▸ **The task**: From the entries below, list each line with "step".

***

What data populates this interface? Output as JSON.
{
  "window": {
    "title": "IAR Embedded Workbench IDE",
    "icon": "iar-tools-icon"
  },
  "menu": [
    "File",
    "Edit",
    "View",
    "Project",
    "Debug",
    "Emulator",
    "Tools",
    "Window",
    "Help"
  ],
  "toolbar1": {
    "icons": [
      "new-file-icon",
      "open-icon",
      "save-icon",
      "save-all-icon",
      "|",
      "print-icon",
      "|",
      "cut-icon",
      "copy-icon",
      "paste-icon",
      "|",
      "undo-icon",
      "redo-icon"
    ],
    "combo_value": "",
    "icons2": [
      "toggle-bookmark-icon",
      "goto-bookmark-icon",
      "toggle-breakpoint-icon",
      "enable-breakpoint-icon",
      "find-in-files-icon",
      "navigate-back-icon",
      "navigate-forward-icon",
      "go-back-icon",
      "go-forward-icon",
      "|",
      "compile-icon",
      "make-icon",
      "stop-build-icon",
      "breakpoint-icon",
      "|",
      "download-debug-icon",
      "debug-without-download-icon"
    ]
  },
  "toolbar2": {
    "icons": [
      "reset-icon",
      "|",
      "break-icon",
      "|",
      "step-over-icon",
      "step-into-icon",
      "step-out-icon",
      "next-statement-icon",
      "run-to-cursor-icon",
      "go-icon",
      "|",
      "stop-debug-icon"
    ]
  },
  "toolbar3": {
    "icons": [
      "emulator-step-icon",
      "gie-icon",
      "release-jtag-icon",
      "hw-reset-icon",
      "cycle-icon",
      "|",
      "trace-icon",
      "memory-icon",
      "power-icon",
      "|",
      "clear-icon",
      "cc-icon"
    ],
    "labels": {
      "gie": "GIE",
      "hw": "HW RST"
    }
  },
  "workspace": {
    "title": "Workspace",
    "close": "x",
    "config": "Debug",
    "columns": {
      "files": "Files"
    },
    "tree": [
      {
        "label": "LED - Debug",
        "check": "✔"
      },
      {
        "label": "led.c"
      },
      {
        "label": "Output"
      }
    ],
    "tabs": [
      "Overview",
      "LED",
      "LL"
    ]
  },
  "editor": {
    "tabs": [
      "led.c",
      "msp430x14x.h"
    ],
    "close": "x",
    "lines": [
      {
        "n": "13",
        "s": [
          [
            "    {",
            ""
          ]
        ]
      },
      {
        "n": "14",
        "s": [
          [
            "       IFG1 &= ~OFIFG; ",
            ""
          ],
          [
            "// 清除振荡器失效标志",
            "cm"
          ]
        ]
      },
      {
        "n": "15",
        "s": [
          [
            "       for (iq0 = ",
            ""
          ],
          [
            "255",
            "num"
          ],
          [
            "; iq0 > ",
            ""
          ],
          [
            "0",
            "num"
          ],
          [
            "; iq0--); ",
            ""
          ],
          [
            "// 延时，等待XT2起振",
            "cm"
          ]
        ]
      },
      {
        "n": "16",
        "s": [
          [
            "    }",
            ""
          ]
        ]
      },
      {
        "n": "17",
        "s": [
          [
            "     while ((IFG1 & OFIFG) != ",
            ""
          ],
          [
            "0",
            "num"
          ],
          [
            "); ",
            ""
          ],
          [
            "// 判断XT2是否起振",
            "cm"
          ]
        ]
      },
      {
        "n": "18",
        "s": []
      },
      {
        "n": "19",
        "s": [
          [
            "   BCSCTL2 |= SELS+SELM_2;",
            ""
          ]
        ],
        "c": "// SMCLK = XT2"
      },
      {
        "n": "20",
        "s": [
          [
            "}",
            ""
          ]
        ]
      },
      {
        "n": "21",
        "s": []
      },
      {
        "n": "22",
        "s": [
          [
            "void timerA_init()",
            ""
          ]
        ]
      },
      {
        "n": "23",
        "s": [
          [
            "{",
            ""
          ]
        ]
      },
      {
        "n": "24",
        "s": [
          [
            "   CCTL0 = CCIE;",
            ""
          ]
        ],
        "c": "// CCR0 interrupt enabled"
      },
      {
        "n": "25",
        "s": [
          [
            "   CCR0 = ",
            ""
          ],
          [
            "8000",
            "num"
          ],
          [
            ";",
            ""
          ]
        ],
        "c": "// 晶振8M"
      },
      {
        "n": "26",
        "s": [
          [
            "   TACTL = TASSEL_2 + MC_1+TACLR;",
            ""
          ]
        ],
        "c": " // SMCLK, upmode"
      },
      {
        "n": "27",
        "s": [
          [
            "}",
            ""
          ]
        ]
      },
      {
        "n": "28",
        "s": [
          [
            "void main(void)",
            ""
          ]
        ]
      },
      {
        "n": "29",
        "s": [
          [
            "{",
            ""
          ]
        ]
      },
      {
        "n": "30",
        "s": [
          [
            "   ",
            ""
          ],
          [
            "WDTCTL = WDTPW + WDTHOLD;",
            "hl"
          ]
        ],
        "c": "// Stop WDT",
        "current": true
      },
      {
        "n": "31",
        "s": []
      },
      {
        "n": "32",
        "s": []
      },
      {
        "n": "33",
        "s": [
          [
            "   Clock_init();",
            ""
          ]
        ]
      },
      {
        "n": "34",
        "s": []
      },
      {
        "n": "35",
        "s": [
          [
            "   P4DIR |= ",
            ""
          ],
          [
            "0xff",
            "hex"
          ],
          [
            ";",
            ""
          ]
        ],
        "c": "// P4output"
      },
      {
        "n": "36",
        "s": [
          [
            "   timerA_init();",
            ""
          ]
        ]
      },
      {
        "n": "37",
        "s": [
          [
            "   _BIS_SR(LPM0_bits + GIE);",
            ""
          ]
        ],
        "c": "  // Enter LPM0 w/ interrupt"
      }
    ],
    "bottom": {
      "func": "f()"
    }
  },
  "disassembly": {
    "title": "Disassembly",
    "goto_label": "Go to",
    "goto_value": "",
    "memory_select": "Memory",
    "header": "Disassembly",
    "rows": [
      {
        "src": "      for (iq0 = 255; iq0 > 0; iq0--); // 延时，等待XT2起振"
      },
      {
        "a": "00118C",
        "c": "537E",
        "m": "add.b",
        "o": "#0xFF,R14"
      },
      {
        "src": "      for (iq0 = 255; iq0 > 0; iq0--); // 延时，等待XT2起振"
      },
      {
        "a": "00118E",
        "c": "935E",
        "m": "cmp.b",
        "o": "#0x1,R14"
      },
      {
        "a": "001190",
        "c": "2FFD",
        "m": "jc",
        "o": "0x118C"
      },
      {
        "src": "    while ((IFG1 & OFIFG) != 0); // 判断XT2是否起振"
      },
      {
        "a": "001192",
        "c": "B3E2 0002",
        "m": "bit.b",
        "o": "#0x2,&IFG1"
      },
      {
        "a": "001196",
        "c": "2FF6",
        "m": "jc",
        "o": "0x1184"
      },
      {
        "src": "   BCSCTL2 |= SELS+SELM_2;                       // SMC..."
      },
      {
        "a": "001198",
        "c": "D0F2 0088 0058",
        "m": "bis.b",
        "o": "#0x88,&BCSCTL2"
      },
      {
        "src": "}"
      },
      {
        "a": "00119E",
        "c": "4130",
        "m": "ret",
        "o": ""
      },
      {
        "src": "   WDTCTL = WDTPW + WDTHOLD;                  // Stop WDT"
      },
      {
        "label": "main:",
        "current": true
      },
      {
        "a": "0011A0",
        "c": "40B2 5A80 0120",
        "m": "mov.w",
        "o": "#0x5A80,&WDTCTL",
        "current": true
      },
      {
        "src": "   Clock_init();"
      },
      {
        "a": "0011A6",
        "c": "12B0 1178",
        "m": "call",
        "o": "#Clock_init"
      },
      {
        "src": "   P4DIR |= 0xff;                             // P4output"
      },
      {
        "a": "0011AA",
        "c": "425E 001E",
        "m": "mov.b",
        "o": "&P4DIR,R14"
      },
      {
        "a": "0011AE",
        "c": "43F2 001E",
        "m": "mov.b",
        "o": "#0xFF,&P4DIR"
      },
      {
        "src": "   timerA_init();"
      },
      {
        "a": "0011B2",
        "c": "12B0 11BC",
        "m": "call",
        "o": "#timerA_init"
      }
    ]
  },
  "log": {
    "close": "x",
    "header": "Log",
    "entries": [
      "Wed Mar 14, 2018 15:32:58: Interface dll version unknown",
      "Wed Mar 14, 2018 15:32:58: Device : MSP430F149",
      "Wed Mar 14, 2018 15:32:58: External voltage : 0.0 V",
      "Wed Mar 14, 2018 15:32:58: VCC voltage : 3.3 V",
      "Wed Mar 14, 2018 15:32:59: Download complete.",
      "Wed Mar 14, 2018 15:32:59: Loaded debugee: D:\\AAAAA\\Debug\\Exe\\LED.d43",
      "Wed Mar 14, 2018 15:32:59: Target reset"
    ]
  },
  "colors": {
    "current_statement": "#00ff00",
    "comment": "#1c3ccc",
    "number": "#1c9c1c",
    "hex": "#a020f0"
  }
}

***

▸ **Answer space**:
      "step-over-icon",
      "step-into-icon",
      "step-out-icon",
      "emulator-step-icon",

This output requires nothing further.